Sunday, May 17, 2009

On "Domesday," Back to the Drawing Board

After two months of ad intra bickering, outrage and protest that's spilled well onto the national stage, at long last, Domesday has arrived.

Yet amid the stunning omnimedia outpouring of opinions and emotions from all sides of the Obama-at-Notre-Dame firestorm, the church's two great contributions to the public forum -- namely, prayer and perspective -- have, candidly, sometimes seemed to go lacking over these last weeks.

So with today's commencement drawing ever closer at hand, the talking-points seem best left to the quintessential "American Catholic": John Carroll of Baltimore -- son of the colony of tolerance, cousin of a signer of the Declaration of Independence, and as the nation's first bishop, the father of the Stateside church.

On his elevation in 1789 -- the same year George Washington took office as our first president -- Carroll's flock numbered some 25,000 of the 4 million residents of the original 13 states. Yet even so, the community he led enjoyed significant respect thanks to what the Father of the Country himself termed both the "patriotic part which [its members] took in the accomplishment of their Revolution, and the establishment of [their] Government," and a witness in the civic realm "animated alone by the pure spirit of Christianity."

In the American model of religious freedom, Carroll foresaw the prospect of a free church that -- while ever remaining patriotic -- could be ever more courageous, forthright and dynamic without a European-style entanglement to the state. And in a pluralistic society, he set the bar that remains today: that, lacking the prestige of the throne, his young church's contribution to the whole would rise and fall on its choicest treasure -- the "pure spirit of Christianity" it carried from the altar into the town squares and backroads of the new nation.

By the time of his death, the Stateside fold doubled in size. At the start of his mission, however, the founder-bishop composed a Prayer for the Nation still used in some quarters.

With church and state set to collide again hours from now, some 220 years later, we'd be remiss to not re-air it today:
We pray, Thee O Almighty and Eternal God! Who through Jesus Christ hast revealed Thy glory to all nations, to preserve the works of Thy mercy, that Thy Church, being spread through the whole world, may continue with unchanging faith in the confession of Thy Name.

We pray Thee, who alone art good and holy, to endow with heavenly knowledge, sincere zeal, and sanctity of life, our chief bishop, Pope N., the Vicar of Our Lord Jesus Christ, in the government of his Church; our own bishop, N., all other bishops, prelates, and pastors of the Church; and especially those who are appointed to exercise amongst us the functions of the holy ministry, and conduct Thy people into the ways of salvation.

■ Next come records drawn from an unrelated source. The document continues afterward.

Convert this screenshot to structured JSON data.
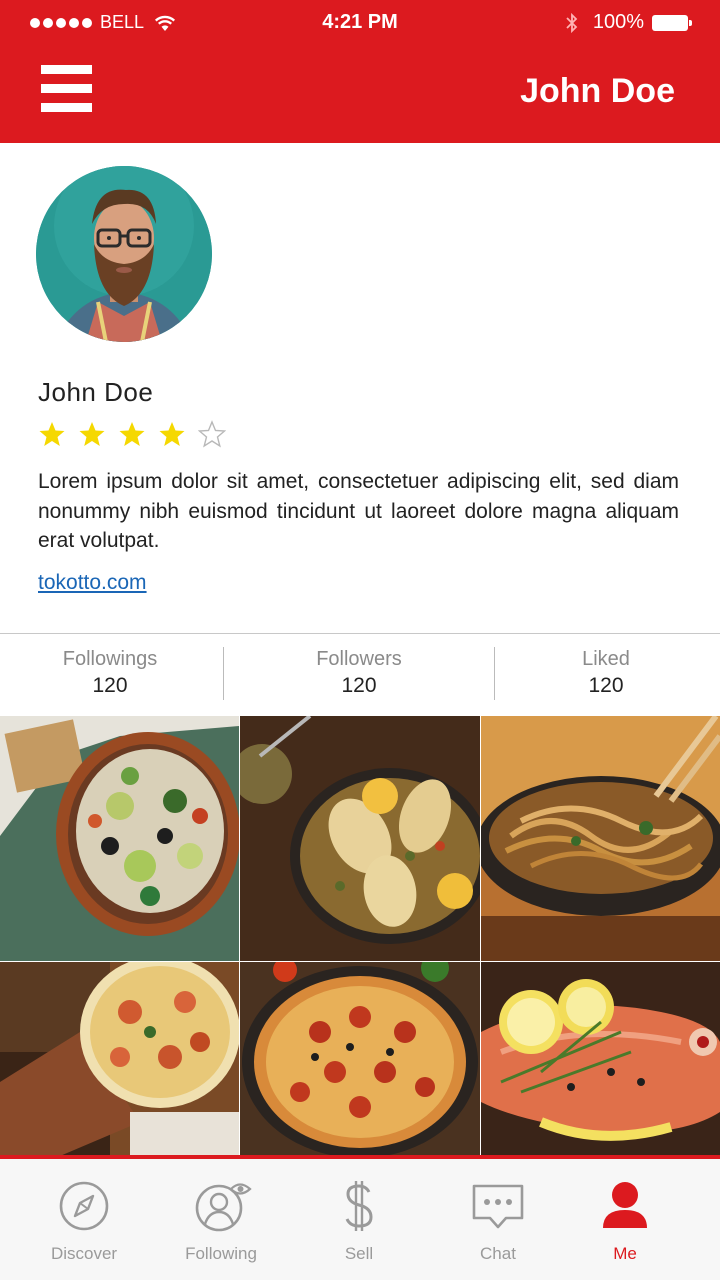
{
  "status_bar": {
    "carrier": "BELL",
    "time": "4:21 PM",
    "battery": "100%"
  },
  "nav": {
    "title": "John Doe",
    "menu_icon": "hamburger-menu-icon"
  },
  "profile": {
    "name": "John Doe",
    "rating": 4,
    "rating_max": 5,
    "bio": "Lorem ipsum dolor sit amet, consectetuer adipiscing elit, sed diam nonummy nibh euismod tincidunt ut laoreet dolore magna aliquam erat volutpat.",
    "website": "tokotto.com"
  },
  "stats": [
    {
      "label": "Followings",
      "value": "120"
    },
    {
      "label": "Followers",
      "value": "120"
    },
    {
      "label": "Liked",
      "value": "120"
    }
  ],
  "gallery": [
    {
      "subject": "salad-bowl-photo"
    },
    {
      "subject": "chicken-pan-photo"
    },
    {
      "subject": "spaghetti-photo"
    },
    {
      "subject": "pizza-board-photo"
    },
    {
      "subject": "pepperoni-pizza-photo"
    },
    {
      "subject": "fish-lemon-photo"
    }
  ],
  "tabs": [
    {
      "label": "Discover",
      "icon": "compass-icon",
      "active": false
    },
    {
      "label": "Following",
      "icon": "user-eye-icon",
      "active": false
    },
    {
      "label": "Sell",
      "icon": "dollar-icon",
      "active": false
    },
    {
      "label": "Chat",
      "icon": "chat-bubble-icon",
      "active": false
    },
    {
      "label": "Me",
      "icon": "person-icon",
      "active": true
    }
  ],
  "colors": {
    "brand_red": "#dc1a1f",
    "star_yellow": "#f5d800",
    "link_blue": "#1a66b6",
    "tab_inactive": "#9a9a9a"
  }
}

We pray Thee O God of might, wisdom, and justice! Through whom authority is rightly administered, laws are enacted, and judgment decreed, assist with Thy Holy Spirit of counsel and fortitude the President of these United States, that his administration may be conducted in righteousness, and be eminently useful to Thy people over whom he presides; by encouraging due respect for virtue and religion; by a faithful execution of the laws in justice and mercy; and by restraining vice and immorality. Let the light of Thy divine wisdom direct the deliberations of Congress, and shine forth in all the proceedings and laws framed for our rule and government, so that they may tend to the preservation of peace, the promotion of national happiness, the increase of industry, sobriety, and useful knowledge; and may perpetuate to us the blessing of equal liberty.

We pray for his excellency, the governor of this state , for the members of the assembly, for all judges, magistrates, and other officers who are appointed to guard our political welfare, that they may be enabled, by Thy powerful protection, to discharge the duties of their respective stations with honesty and ability.

We recommend likewise, to Thy unbounded mercy, all our brethren and fellow citizens throughout the United States, that they may be blessed in the knowledge and sanctified in the observance of Thy most holy law; that they may be preserved in union, and in that peace which the world cannot give; and after enjoying the blessings of this life, be admitted to those which are eternal.

Finally, we pray to Thee, O Lord of mercy, to remember the souls of Thy servants departed who are gone before us with the sign of faith and repose in the sleep of peace; the souls of our parents, relatives, and friends; of those who, when living, were members of this congregation, and particularly of such as are lately deceased; of all benefactors who, by their donations or legacies to this Church, witnessed their zeal for the decency of divine worship and proved their claim to our grateful and charitable remembrance. To these, O Lord, and to all that rest in Christ, grant, we beseech Thee, a place of refreshment, light, and everlasting peace, through the same Jesus Christ, Our Lord and Savior. Amen.
In the cathedral Carroll envisioned as the icon of his concept, a lecture on his life and legacy was given last year by one of the first bishop's disciples... who's since been given the nation's most prominent ecclesial post.

On this of all days, either the talk's text is worth reading, or the video's worth watching... either way, have at it: